The company’s product candidate, CAN04, has two potential modes of action:

  • CAN04 blocks signals from the target molecule IL1RAP, which decrease inflammation and limits tumour growth.
  • CAN04 also stimulates the natural killer cells (NK cells) of the immune system to carry out a lethal targeted attack on cells that overexpress IL1RAP, a process called Antibody Dependent Cell-mediated Cytotoxicity (ADCC).
Metastasi Eng

Potential to counteract metastasis

We have previously presented data showing that CAN04 may have great potential in counteracting metastasis. This effect could depend on CAN04 targeting myeloid cells in the tumour microenvironment rather than the cancer cells themselves. The myeloid cells in the tumour are involved in creating a tumour-promoting inflammation that, among other things, counteracts the immune system’s ability to reject tumours. These myeloid cells are targeted by the same mechanisms as described above for the tumour cells. [3]

Bild Vetenskapligt Koncept Can04

CAN04 makes the chemotherapy more potent
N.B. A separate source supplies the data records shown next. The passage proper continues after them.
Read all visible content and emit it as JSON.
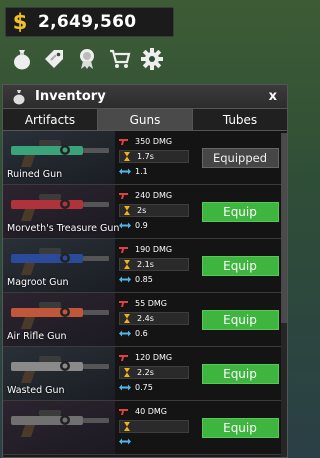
{
  "money": {
    "symbol": "$",
    "amount": "2,649,560"
  },
  "menu_icons": [
    "money-bag-icon",
    "tag-icon",
    "badge-icon",
    "cart-icon",
    "gear-icon"
  ],
  "inventory": {
    "title": "Inventory",
    "close_label": "x",
    "tabs": [
      {
        "label": "Artifacts",
        "active": false
      },
      {
        "label": "Guns",
        "active": true
      },
      {
        "label": "Tubes",
        "active": false
      }
    ],
    "guns": [
      {
        "name": "Ruined Gun",
        "dmg": "350 DMG",
        "rate": "1.7s",
        "speed": "1.1",
        "action": "Equipped",
        "color": "#3aa37a"
      },
      {
        "name": "Morveth's Treasure Gun",
        "dmg": "240 DMG",
        "rate": "2s",
        "speed": "0.9",
        "action": "Equip",
        "color": "#b0323a"
      },
      {
        "name": "Magroot Gun",
        "dmg": "190 DMG",
        "rate": "2.1s",
        "speed": "0.85",
        "action": "Equip",
        "color": "#2b4a9a"
      },
      {
        "name": "Air Rifle Gun",
        "dmg": "55 DMG",
        "rate": "2.4s",
        "speed": "0.6",
        "action": "Equip",
        "color": "#c0563a"
      },
      {
        "name": "Wasted Gun",
        "dmg": "120 DMG",
        "rate": "2.2s",
        "speed": "0.75",
        "action": "Equip",
        "color": "#8a8a8a"
      },
      {
        "name": "",
        "dmg": "40 DMG",
        "rate": "",
        "speed": "",
        "action": "Equip",
        "color": "#707070"
      }
    ]
  }
}
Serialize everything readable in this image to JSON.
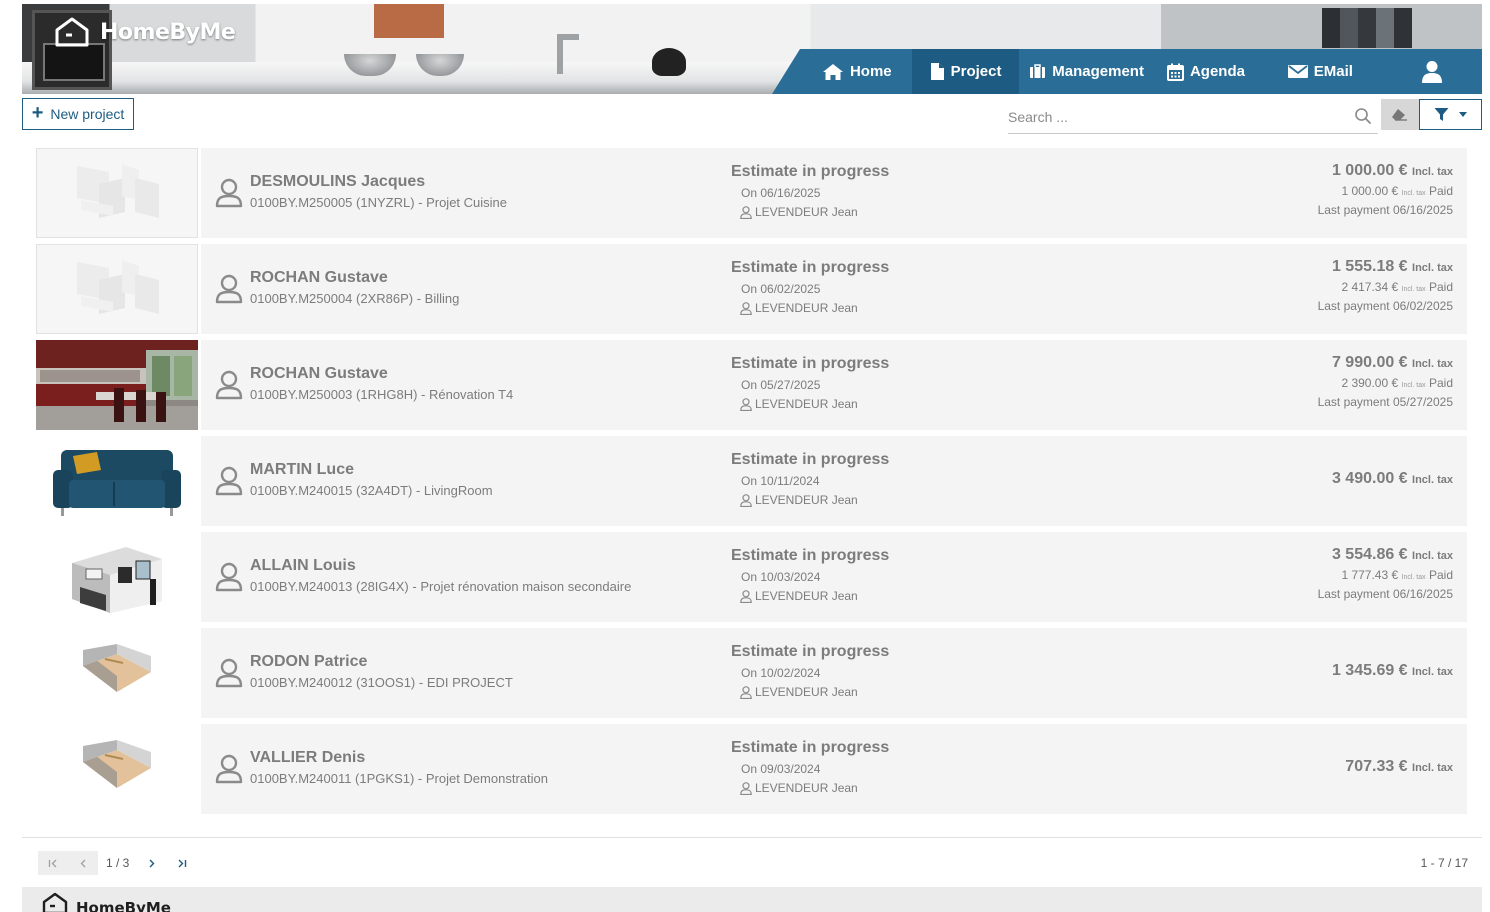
{
  "brand": {
    "name": "HomeByMe",
    "accent": "#2a6e97",
    "accent_dark": "#1d5b82"
  },
  "nav": {
    "home": "Home",
    "project": "Project",
    "management": "Management",
    "agenda": "Agenda",
    "email": "EMail",
    "active": "Project"
  },
  "toolbar": {
    "new_project": "New project",
    "search_placeholder": "Search ..."
  },
  "projects": [
    {
      "client": "DESMOULINS Jacques",
      "ref": "0100BY.M250005 (1NYZRL) - Projet Cuisine",
      "status": "Estimate in progress",
      "date": "On 06/16/2025",
      "seller": "LEVENDEUR Jean",
      "amount": "1 000.00 €",
      "amount_tax": "Incl. tax",
      "paid_amount": "1 000.00 €",
      "paid_tax": "Incl. tax",
      "paid_label": "Paid",
      "last_payment": "Last payment 06/16/2025",
      "thumb": "placeholder"
    },
    {
      "client": "ROCHAN Gustave",
      "ref": "0100BY.M250004 (2XR86P) - Billing",
      "status": "Estimate in progress",
      "date": "On 06/02/2025",
      "seller": "LEVENDEUR Jean",
      "amount": "1 555.18 €",
      "amount_tax": "Incl. tax",
      "paid_amount": "2 417.34 €",
      "paid_tax": "Incl. tax",
      "paid_label": "Paid",
      "last_payment": "Last payment 06/02/2025",
      "thumb": "placeholder"
    },
    {
      "client": "ROCHAN Gustave",
      "ref": "0100BY.M250003 (1RHG8H) - Rénovation T4",
      "status": "Estimate in progress",
      "date": "On 05/27/2025",
      "seller": "LEVENDEUR Jean",
      "amount": "7 990.00 €",
      "amount_tax": "Incl. tax",
      "paid_amount": "2 390.00 €",
      "paid_tax": "Incl. tax",
      "paid_label": "Paid",
      "last_payment": "Last payment 05/27/2025",
      "thumb": "kitchen"
    },
    {
      "client": "MARTIN Luce",
      "ref": "0100BY.M240015 (32A4DT) - LivingRoom",
      "status": "Estimate in progress",
      "date": "On 10/11/2024",
      "seller": "LEVENDEUR Jean",
      "amount": "3 490.00 €",
      "amount_tax": "Incl. tax",
      "thumb": "sofa"
    },
    {
      "client": "ALLAIN Louis",
      "ref": "0100BY.M240013 (28IG4X) - Projet rénovation maison secondaire",
      "status": "Estimate in progress",
      "date": "On 10/03/2024",
      "seller": "LEVENDEUR Jean",
      "amount": "3 554.86 €",
      "amount_tax": "Incl. tax",
      "paid_amount": "1 777.43 €",
      "paid_tax": "Incl. tax",
      "paid_label": "Paid",
      "last_payment": "Last payment 06/16/2025",
      "thumb": "room3d"
    },
    {
      "client": "RODON Patrice",
      "ref": "0100BY.M240012 (31OOS1) - EDI PROJECT",
      "status": "Estimate in progress",
      "date": "On 10/02/2024",
      "seller": "LEVENDEUR Jean",
      "amount": "1 345.69 €",
      "amount_tax": "Incl. tax",
      "thumb": "emptyroom"
    },
    {
      "client": "VALLIER Denis",
      "ref": "0100BY.M240011 (1PGKS1) - Projet Demonstration",
      "status": "Estimate in progress",
      "date": "On 09/03/2024",
      "seller": "LEVENDEUR Jean",
      "amount": "707.33 €",
      "amount_tax": "Incl. tax",
      "thumb": "emptyroom"
    }
  ],
  "pagination": {
    "page": "1 / 3",
    "range": "1 - 7 / 17"
  },
  "footer": {
    "brand": "HomeByMe"
  }
}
Chemotherapy is widely used as a therapy to combat cancer in patients. There is a massive need for new treatments which, in combination with existing therapies, increases the number of patients that respond to treatment or that makes the treatment more potent. In this respect, CAN04 is singularly well-timed, as it has the potential to enhance the effect of both chemotherapy and immunotherapy. Resistance mechanisms to chemotherapy and immunotherapy have, for example, been linked to an immunosuppressive inflammation, which is exactly what CAN04 seeks to counteract. The biomarker signals that we have measured in patients, such as lowering of IL-6 and CRP, indicate that we are suppressing the inflammation. Early results from combination treatment with chemotherapy are promising. In the first group of patients, a significantly larger proportion of patients responded to the treatment than would be expected in treatment with only chemotherapy. Preclinical research has shown that CAN04 targets mechanisms which work well with chemotherapy [4]. The combination of CAN04 with different chemotherapies, showed promising anti-tumor effects, which were stronger than either substance by itself. Furthermore, the toxicity induced from the chemotherapy was counteracted by CAN04. Chemotherapy induces among others IL-1α release from the tumor cells resulting in an IL-1 system activation in the tumor stroma. CAN04 counteracts this system and increases the antitumor effect of the chemotherapy.


[1] Hanahan and Weinberg (2011) Hallmarks of cancer: The next generation. Cell 4;144(5):646-74. doi: 10.1016/j.cell.2011.02.013

[2] Garlanda. C et al. (2013) The Interleukin-1 Family: Back to the Future. Immunity 39, 1003-1018. doi: 10.1016/j.immuni.2013.11.010

[3] Liberg. D et al. (2018) Antibody blockade of IL1RAP signaling reduces metastasis in a breast cancer model, Proceedings of the AACR, Volume 59, April 2018, Part A: Abstracts 1-3027; 1769

[4] Rydberg Millrud. C et al. (2020) The anti-IL1RAP antibody CAN04 increase tumor sensitivity to platinum-based chemotherapy. Proceedings of the AACR, June 2020, Abstract 2269.